◆ Record set
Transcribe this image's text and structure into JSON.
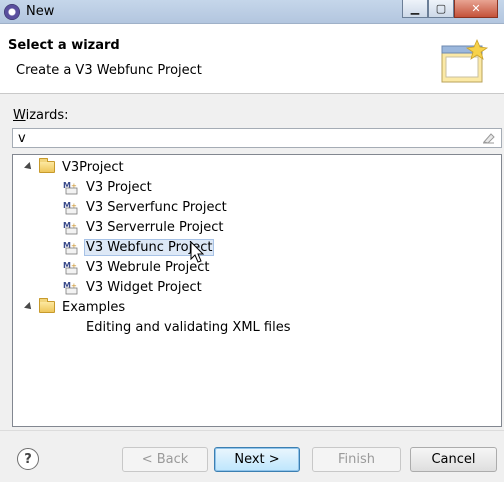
{
  "window": {
    "title": "New"
  },
  "header": {
    "title": "Select a wizard",
    "description": "Create a V3 Webfunc Project"
  },
  "wizards_label_prefix": "W",
  "wizards_label_rest": "izards:",
  "filter": {
    "value": "v"
  },
  "tree": {
    "v3project": {
      "label": "V3Project",
      "items": [
        {
          "label": "V3 Project"
        },
        {
          "label": "V3 Serverfunc Project"
        },
        {
          "label": "V3 Serverrule Project"
        },
        {
          "label": "V3 Webfunc Project"
        },
        {
          "label": "V3 Webrule Project"
        },
        {
          "label": "V3 Widget Project"
        }
      ]
    },
    "examples": {
      "label": "Examples",
      "items": [
        {
          "label": "Editing and validating XML files"
        }
      ]
    }
  },
  "buttons": {
    "help": "?",
    "back": "< Back",
    "next": "Next >",
    "finish": "Finish",
    "cancel": "Cancel"
  }
}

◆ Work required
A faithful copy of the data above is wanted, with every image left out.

◆ Expected answer
Transcribe this image's text and structure into JSON.
{
  "window": {
    "title": "New"
  },
  "header": {
    "title": "Select a wizard",
    "description": "Create a V3 Webfunc Project"
  },
  "wizards_label_prefix": "W",
  "wizards_label_rest": "izards:",
  "filter": {
    "value": "v"
  },
  "tree": {
    "v3project": {
      "label": "V3Project",
      "items": [
        {
          "label": "V3 Project"
        },
        {
          "label": "V3 Serverfunc Project"
        },
        {
          "label": "V3 Serverrule Project"
        },
        {
          "label": "V3 Webfunc Project"
        },
        {
          "label": "V3 Webrule Project"
        },
        {
          "label": "V3 Widget Project"
        }
      ]
    },
    "examples": {
      "label": "Examples",
      "items": [
        {
          "label": "Editing and validating XML files"
        }
      ]
    }
  },
  "buttons": {
    "help": "?",
    "back": "< Back",
    "next": "Next >",
    "finish": "Finish",
    "cancel": "Cancel"
  }
}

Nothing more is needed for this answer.